• _WORK INSTRUCTIONS_: On the basis of the records below, report how many lines contain the word "被织入增强处理的目标方法为". Nothing else should be given.

• _EXERCISE INPUT_:
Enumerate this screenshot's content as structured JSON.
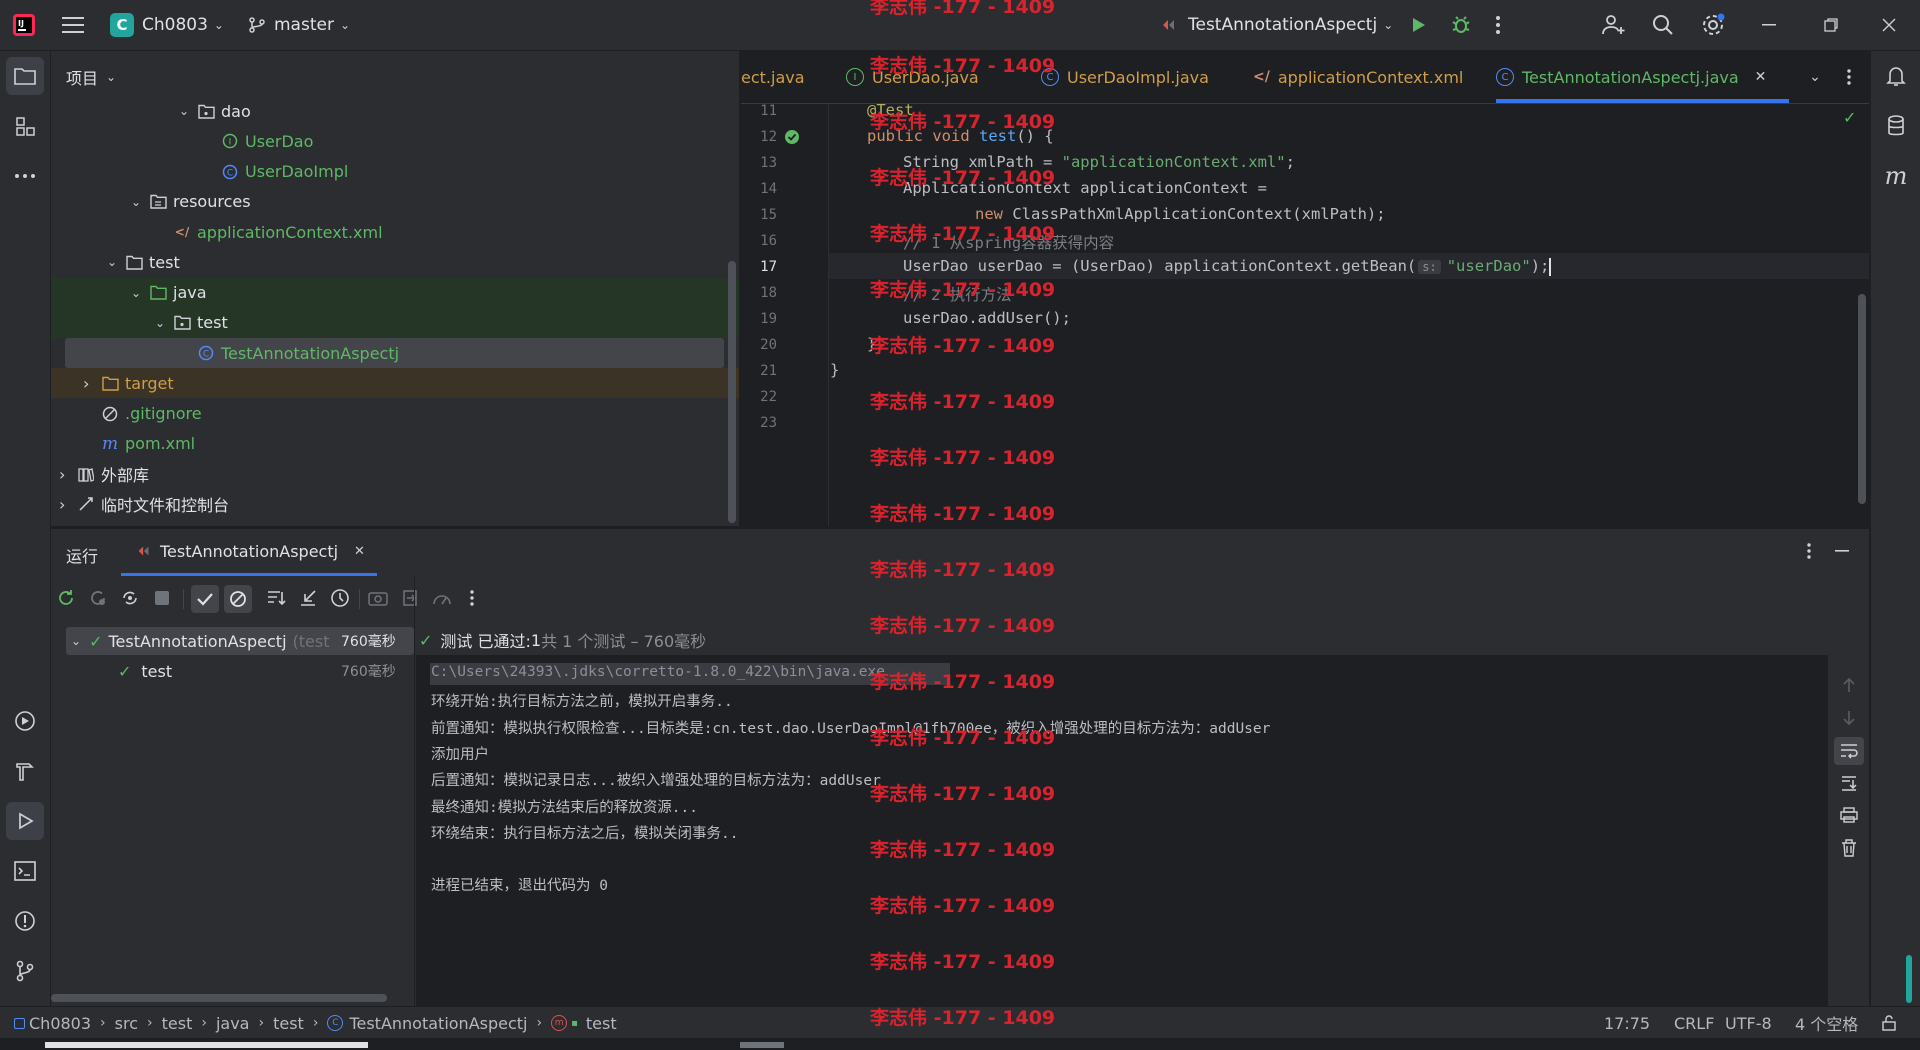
{
  "topbar": {
    "project_initial": "C",
    "project_name": "Ch0803",
    "branch": "master",
    "run_config": "TestAnnotationAspectj"
  },
  "project_panel": {
    "title": "项目",
    "tree": [
      {
        "label": "dao",
        "kind": "package",
        "depth": 5,
        "expanded": true
      },
      {
        "label": "UserDao",
        "kind": "interface",
        "depth": 6
      },
      {
        "label": "UserDaoImpl",
        "kind": "class",
        "depth": 6
      },
      {
        "label": "resources",
        "kind": "resources-folder",
        "depth": 3,
        "expanded": true
      },
      {
        "label": "applicationContext.xml",
        "kind": "xml",
        "depth": 4
      },
      {
        "label": "test",
        "kind": "folder",
        "depth": 2,
        "expanded": true
      },
      {
        "label": "java",
        "kind": "test-root",
        "depth": 3,
        "expanded": true
      },
      {
        "label": "test",
        "kind": "package",
        "depth": 4,
        "expanded": true
      },
      {
        "label": "TestAnnotationAspectj",
        "kind": "class",
        "depth": 5,
        "selected": true
      },
      {
        "label": "target",
        "kind": "excluded-folder",
        "depth": 1,
        "expanded": false
      },
      {
        "label": ".gitignore",
        "kind": "ignore",
        "depth": 1
      },
      {
        "label": "pom.xml",
        "kind": "maven",
        "depth": 1
      },
      {
        "label": "外部库",
        "kind": "library",
        "depth": 0,
        "expanded": false
      },
      {
        "label": "临时文件和控制台",
        "kind": "scratch",
        "depth": 0,
        "expanded": false
      }
    ]
  },
  "editor": {
    "tabs": [
      {
        "label": "ect.java",
        "icon": "java-file-icon"
      },
      {
        "label": "UserDao.java",
        "icon": "interface-icon"
      },
      {
        "label": "UserDaoImpl.java",
        "icon": "class-icon"
      },
      {
        "label": "applicationContext.xml",
        "icon": "xml-icon"
      },
      {
        "label": "TestAnnotationAspectj.java",
        "icon": "class-icon",
        "active": true
      }
    ],
    "line_numbers": [
      "11",
      "12",
      "13",
      "14",
      "15",
      "16",
      "17",
      "18",
      "19",
      "20",
      "21",
      "22",
      "23"
    ],
    "inlay_hint": "s:",
    "code": {
      "l11": "@Test",
      "l12_kw": "public void ",
      "l12_fn": "test",
      "l12_rest": "() {",
      "l13_a": "String xmlPath = ",
      "l13_str": "\"applicationContext.xml\"",
      "l13_b": ";",
      "l14": "ApplicationContext applicationContext =",
      "l15_kw": "new ",
      "l15_rest": "ClassPathXmlApplicationContext(xmlPath);",
      "l16": "// 1 从spring容器获得内容",
      "l17_a": "UserDao userDao = (UserDao) applicationContext.getBean(",
      "l17_str": "\"userDao\"",
      "l17_b": ");",
      "l18": "// 2 执行方法",
      "l19": "userDao.addUser();",
      "l20": "}",
      "l21": "}"
    }
  },
  "run_panel": {
    "title": "运行",
    "tab_label": "TestAnnotationAspectj",
    "status_prefix": "测试 已通过: ",
    "status_count": "1",
    "status_detail": "共 1 个测试 – 760毫秒",
    "tests": [
      {
        "name": "TestAnnotationAspectj",
        "suffix": "(test",
        "time": "760毫秒"
      },
      {
        "name": "test",
        "time": "760毫秒"
      }
    ],
    "console": [
      "C:\\Users\\24393\\.jdks\\corretto-1.8.0_422\\bin\\java.exe ...",
      "环绕开始:执行目标方法之前，模拟开启事务..",
      "前置通知：模拟执行权限检查...目标类是:cn.test.dao.UserDaoImpl@1fb700ee，被织入增强处理的目标方法为：addUser",
      "添加用户",
      "后置通知：模拟记录日志...被织入增强处理的目标方法为：addUser",
      "最终通知:模拟方法结束后的释放资源...",
      "环绕结束：执行目标方法之后，模拟关闭事务..",
      "",
      "进程已结束，退出代码为 0"
    ]
  },
  "statusbar": {
    "breadcrumbs": [
      "Ch0803",
      "src",
      "test",
      "java",
      "test",
      "TestAnnotationAspectj",
      "test"
    ],
    "position": "17:75",
    "line_ending": "CRLF",
    "encoding": "UTF-8",
    "indent": "4 个空格"
  },
  "watermark": "李志伟 -177 - 1409",
  "colors": {
    "accent": "#3574f0",
    "pass_green": "#5fb865",
    "error_red": "#d9232e",
    "string_green": "#6aab73",
    "keyword_orange": "#cf8e6d"
  }
}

• _ANSWER TO THIS TASK_: 2